If you’re like most people, you’ve likely spent some time in recent months “doomscrolling.” That’s when we mindlessly thumb through depressing news on our phone or tablet. For example: Twitter has reported a 24% increase in daily active users… with most of the new activity credited to gloomy posts about the pandemic. And according to psychologist Dr. Mary McNaughton-Cassill, that’s NOT a surprise!
First, because our brains are literally hard-wired to pay attention to threats… and as far as our brain is concerned, there’s no difference between reading news about a deadly virus, and discovering there’s a hungry lion nearby. Either way, it’s information we can use to help keep ourselves safe.
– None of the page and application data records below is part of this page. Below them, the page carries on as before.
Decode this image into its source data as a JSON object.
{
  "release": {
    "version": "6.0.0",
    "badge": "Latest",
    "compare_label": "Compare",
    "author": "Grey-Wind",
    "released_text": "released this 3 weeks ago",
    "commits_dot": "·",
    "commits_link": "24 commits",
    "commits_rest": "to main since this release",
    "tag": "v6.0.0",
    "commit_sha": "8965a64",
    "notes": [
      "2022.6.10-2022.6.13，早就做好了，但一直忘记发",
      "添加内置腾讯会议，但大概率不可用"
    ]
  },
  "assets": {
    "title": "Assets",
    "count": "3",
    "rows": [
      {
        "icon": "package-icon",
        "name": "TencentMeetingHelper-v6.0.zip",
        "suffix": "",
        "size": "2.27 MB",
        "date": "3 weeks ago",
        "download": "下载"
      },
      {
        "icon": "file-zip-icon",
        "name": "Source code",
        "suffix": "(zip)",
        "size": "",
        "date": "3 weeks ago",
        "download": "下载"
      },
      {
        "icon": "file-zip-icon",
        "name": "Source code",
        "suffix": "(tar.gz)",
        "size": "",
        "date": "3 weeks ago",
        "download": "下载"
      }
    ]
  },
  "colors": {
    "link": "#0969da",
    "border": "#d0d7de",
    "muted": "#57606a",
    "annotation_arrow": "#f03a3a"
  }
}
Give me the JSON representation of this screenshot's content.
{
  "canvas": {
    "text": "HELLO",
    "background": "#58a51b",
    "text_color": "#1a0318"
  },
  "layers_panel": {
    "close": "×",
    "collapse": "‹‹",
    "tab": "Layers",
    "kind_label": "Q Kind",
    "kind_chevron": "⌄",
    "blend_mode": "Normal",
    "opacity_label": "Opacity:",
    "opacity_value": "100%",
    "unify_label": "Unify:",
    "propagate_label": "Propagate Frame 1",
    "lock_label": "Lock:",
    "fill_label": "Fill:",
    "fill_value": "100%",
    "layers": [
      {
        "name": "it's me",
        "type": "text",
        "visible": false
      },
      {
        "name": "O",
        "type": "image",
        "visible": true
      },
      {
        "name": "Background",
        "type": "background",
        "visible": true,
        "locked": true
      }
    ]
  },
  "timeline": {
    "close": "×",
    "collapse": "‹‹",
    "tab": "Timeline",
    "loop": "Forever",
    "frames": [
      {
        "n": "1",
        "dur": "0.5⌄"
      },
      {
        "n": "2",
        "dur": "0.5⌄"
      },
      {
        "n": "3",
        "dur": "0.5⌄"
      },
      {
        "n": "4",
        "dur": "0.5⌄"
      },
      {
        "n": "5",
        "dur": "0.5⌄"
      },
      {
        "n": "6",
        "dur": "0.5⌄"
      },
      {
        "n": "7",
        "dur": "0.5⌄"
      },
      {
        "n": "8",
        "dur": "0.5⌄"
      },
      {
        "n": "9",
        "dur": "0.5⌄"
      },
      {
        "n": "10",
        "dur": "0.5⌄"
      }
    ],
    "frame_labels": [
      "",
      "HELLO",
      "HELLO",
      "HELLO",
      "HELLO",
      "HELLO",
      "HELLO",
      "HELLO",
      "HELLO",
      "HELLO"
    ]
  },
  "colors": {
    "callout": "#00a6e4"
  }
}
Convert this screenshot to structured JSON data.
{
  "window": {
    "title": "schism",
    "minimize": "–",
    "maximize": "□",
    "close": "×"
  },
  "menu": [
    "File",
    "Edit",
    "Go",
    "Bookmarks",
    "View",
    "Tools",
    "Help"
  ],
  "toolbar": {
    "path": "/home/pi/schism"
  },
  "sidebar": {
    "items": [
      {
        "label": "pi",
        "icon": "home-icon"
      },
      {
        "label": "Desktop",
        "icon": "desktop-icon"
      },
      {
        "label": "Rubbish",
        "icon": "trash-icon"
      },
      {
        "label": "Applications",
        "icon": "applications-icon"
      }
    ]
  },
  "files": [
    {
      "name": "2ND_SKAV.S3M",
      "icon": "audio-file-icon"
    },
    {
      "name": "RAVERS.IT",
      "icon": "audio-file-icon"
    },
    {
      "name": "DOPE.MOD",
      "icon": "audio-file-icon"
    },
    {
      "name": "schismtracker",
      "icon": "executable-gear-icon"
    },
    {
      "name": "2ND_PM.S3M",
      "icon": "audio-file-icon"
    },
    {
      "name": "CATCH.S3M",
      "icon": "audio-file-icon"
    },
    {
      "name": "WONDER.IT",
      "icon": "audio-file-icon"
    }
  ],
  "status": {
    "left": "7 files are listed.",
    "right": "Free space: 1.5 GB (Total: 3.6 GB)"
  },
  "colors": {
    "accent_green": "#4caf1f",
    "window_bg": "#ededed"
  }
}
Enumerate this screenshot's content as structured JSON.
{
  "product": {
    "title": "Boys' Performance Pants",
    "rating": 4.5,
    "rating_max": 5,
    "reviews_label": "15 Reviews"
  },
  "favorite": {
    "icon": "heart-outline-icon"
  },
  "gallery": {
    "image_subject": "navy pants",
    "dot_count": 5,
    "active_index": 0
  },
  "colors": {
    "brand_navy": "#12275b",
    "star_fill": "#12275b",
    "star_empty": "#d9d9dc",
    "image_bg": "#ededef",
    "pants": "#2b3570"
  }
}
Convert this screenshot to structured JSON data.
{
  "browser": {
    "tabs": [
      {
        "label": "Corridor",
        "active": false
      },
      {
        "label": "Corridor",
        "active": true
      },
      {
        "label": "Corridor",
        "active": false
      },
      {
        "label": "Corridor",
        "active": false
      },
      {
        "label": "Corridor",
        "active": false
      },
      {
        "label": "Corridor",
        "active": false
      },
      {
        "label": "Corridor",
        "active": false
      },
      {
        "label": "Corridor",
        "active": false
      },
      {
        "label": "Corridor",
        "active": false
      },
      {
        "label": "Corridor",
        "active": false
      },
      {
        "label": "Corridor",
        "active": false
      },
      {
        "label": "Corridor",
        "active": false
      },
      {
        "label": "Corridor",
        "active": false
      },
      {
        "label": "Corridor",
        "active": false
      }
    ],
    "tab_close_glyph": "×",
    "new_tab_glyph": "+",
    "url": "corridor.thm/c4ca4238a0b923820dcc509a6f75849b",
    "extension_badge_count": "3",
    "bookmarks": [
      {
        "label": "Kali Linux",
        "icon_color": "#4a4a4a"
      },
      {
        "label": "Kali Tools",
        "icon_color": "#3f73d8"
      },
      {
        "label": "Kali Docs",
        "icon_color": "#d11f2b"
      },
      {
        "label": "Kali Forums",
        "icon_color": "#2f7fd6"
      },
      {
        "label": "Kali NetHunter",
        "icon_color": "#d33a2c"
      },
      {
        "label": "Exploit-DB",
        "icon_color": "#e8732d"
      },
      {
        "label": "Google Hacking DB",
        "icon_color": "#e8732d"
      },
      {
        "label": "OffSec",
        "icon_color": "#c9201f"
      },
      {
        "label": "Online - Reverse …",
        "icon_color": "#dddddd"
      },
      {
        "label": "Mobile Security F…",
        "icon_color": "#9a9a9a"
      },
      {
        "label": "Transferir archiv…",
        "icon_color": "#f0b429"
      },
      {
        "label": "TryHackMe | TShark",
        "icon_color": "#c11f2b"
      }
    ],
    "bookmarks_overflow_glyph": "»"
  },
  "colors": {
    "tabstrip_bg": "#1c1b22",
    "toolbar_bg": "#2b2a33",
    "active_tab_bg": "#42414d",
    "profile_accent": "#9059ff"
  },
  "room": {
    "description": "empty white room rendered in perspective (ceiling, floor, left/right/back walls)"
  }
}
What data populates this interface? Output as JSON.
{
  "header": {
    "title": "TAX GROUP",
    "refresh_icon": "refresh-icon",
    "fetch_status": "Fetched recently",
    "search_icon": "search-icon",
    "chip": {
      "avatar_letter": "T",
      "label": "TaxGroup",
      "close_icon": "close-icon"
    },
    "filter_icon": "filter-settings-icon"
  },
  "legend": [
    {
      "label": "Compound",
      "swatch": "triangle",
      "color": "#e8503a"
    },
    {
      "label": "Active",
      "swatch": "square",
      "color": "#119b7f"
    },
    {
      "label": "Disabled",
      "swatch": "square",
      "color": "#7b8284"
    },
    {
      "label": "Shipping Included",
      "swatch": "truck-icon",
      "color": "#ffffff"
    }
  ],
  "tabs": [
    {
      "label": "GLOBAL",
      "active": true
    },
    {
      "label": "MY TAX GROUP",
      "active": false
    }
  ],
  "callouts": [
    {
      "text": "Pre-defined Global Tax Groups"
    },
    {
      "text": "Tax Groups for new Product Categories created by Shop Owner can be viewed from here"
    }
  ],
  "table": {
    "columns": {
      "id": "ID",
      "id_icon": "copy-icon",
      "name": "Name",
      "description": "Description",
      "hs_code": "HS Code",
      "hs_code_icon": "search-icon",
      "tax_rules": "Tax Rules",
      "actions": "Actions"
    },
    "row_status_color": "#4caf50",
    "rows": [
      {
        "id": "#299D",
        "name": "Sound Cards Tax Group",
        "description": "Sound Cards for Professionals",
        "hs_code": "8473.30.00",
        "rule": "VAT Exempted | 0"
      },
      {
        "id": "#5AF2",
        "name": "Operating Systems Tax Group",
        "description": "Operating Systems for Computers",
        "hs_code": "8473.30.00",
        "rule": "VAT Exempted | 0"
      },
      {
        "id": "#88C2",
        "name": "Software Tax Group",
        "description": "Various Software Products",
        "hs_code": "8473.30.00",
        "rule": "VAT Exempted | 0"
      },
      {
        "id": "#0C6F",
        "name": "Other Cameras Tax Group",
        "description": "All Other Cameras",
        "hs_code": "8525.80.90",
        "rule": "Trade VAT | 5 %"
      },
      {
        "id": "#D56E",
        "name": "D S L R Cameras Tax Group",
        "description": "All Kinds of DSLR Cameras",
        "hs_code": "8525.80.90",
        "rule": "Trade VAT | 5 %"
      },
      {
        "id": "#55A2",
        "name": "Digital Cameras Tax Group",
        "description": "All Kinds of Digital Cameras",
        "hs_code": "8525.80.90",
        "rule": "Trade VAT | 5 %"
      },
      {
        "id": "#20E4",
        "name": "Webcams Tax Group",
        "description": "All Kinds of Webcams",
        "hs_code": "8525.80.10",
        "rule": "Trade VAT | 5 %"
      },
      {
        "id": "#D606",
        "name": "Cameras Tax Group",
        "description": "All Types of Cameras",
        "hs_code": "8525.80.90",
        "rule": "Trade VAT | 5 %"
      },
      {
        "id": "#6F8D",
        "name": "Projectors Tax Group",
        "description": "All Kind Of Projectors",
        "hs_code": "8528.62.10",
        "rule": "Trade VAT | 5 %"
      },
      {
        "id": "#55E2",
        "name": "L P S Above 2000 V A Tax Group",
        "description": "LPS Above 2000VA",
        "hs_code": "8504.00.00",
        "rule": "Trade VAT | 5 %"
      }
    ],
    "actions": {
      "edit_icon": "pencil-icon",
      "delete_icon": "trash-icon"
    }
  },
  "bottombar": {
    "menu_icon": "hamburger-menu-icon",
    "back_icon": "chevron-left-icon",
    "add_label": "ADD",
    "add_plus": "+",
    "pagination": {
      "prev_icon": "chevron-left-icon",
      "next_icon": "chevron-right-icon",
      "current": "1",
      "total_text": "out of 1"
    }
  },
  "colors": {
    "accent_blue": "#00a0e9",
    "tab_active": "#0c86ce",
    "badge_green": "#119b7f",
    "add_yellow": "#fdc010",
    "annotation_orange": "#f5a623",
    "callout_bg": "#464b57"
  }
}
Plus, social media apps are designed to encourage doomscrolling. Think about it: With Twitter, Facebook and news apps, the more you scroll, the more fresh content you see! And apps know the longer they can keep YOU locked in a cycle of doomscrolling, the more revenue THEY’LL get from advertisers!
But Dr. McNaughton-Cassill says the problem is that each time our stress response gets activated, and we DON’T fight or flee, it increases our risk for unhealthy anxiety, depression and poor sleep! That’s why she recommends regulating your social media exposure, to limiting doomscrolling as much as possible.